Geraldine Harris
Search for other papers by Geraldine Harris in
Current site
Google Scholar
Divided duties
Diasporic subjectivities and ‘race relations’ dramas (Supply and Demand, The Bill, Second Generation)
Abstract only
Log-in for full text

This chapter explores whether or not British television crime drama could be said to be ‘inherently racist’ on the level of form as well as representation. It begins with a discussion of the problematic concept of ‘race’ and explores the developments in thinking around issues of representation within anti-racist and postcolonial theory. It covers the rejection of realism as part of an attempt to get beyond simple positive or negative representations of subaltern groups, and the subsequent development of theories of cultural hybridity and diaspora aesthetics. While examining these latter concepts this chapter also explores their potential recuperation and depoliticisation as part of a more generalised and abstracted postmodern aesthetic. It concludes with a brief evaluation of some twenty-first-century British television dramas that might be said to show evidence of a diaspora aesthetic.

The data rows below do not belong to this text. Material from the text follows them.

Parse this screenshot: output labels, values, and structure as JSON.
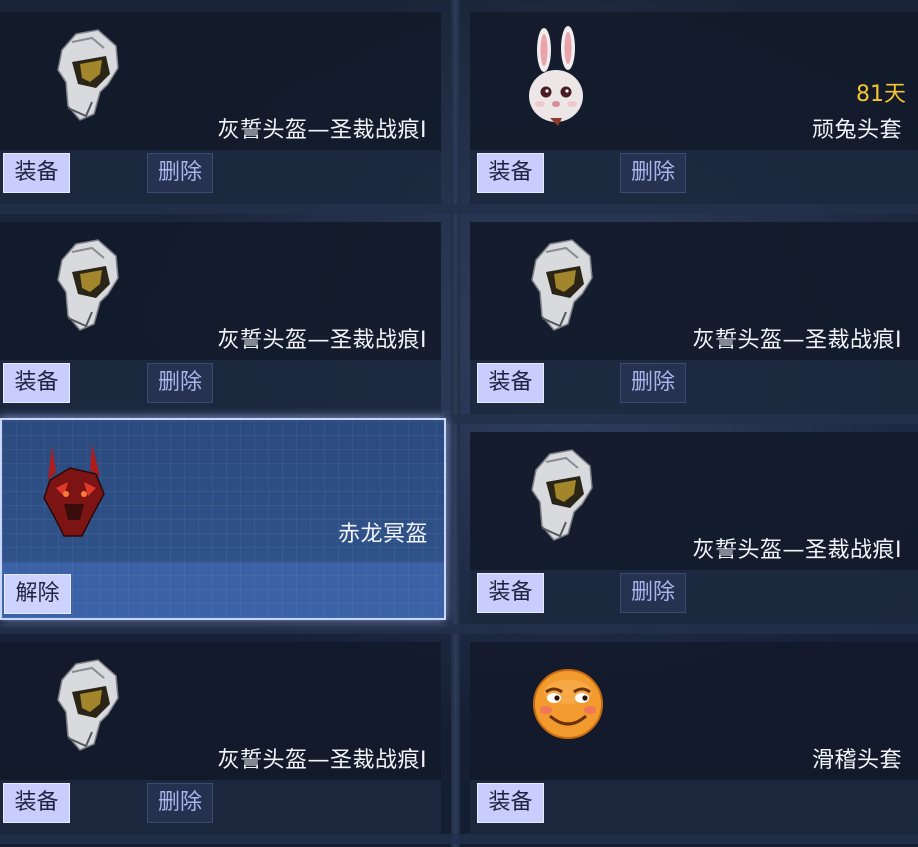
{
  "items": [
    {
      "name": "灰誓头盔—圣裁战痕Ⅰ",
      "icon": "helmet-icon",
      "primary_label": "装备",
      "delete_label": "删除",
      "days": "",
      "selected": false
    },
    {
      "name": "顽兔头套",
      "icon": "rabbit-mask-icon",
      "primary_label": "装备",
      "delete_label": "删除",
      "days": "81天",
      "selected": false
    },
    {
      "name": "灰誓头盔—圣裁战痕Ⅰ",
      "icon": "helmet-icon",
      "primary_label": "装备",
      "delete_label": "删除",
      "days": "",
      "selected": false
    },
    {
      "name": "灰誓头盔—圣裁战痕Ⅰ",
      "icon": "helmet-icon",
      "primary_label": "装备",
      "delete_label": "删除",
      "days": "",
      "selected": false
    },
    {
      "name": "赤龙冥盔",
      "icon": "red-dragon-helmet-icon",
      "primary_label": "解除",
      "delete_label": "",
      "days": "",
      "selected": true
    },
    {
      "name": "灰誓头盔—圣裁战痕Ⅰ",
      "icon": "helmet-icon",
      "primary_label": "装备",
      "delete_label": "删除",
      "days": "",
      "selected": false
    },
    {
      "name": "灰誓头盔—圣裁战痕Ⅰ",
      "icon": "helmet-icon",
      "primary_label": "装备",
      "delete_label": "删除",
      "days": "",
      "selected": false
    },
    {
      "name": "滑稽头套",
      "icon": "funny-face-mask-icon",
      "primary_label": "装备",
      "delete_label": "",
      "days": "",
      "selected": false
    }
  ],
  "colors": {
    "days_text": "#f4c531",
    "equip_button": "#c8cdfd",
    "selected_border": "#c9d6ff"
  }
}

  • Collapse
  • Expand

All of MUP's digital content including Open Access books and journals is now available on manchesterhive.


Beyond representation

Television drama and the politics and aesthetics of identity


All Time Past Year Past 30 Days
Abstract Views 72 14 3
Full Text Views 21 0 0
PDF Downloads 11 0 0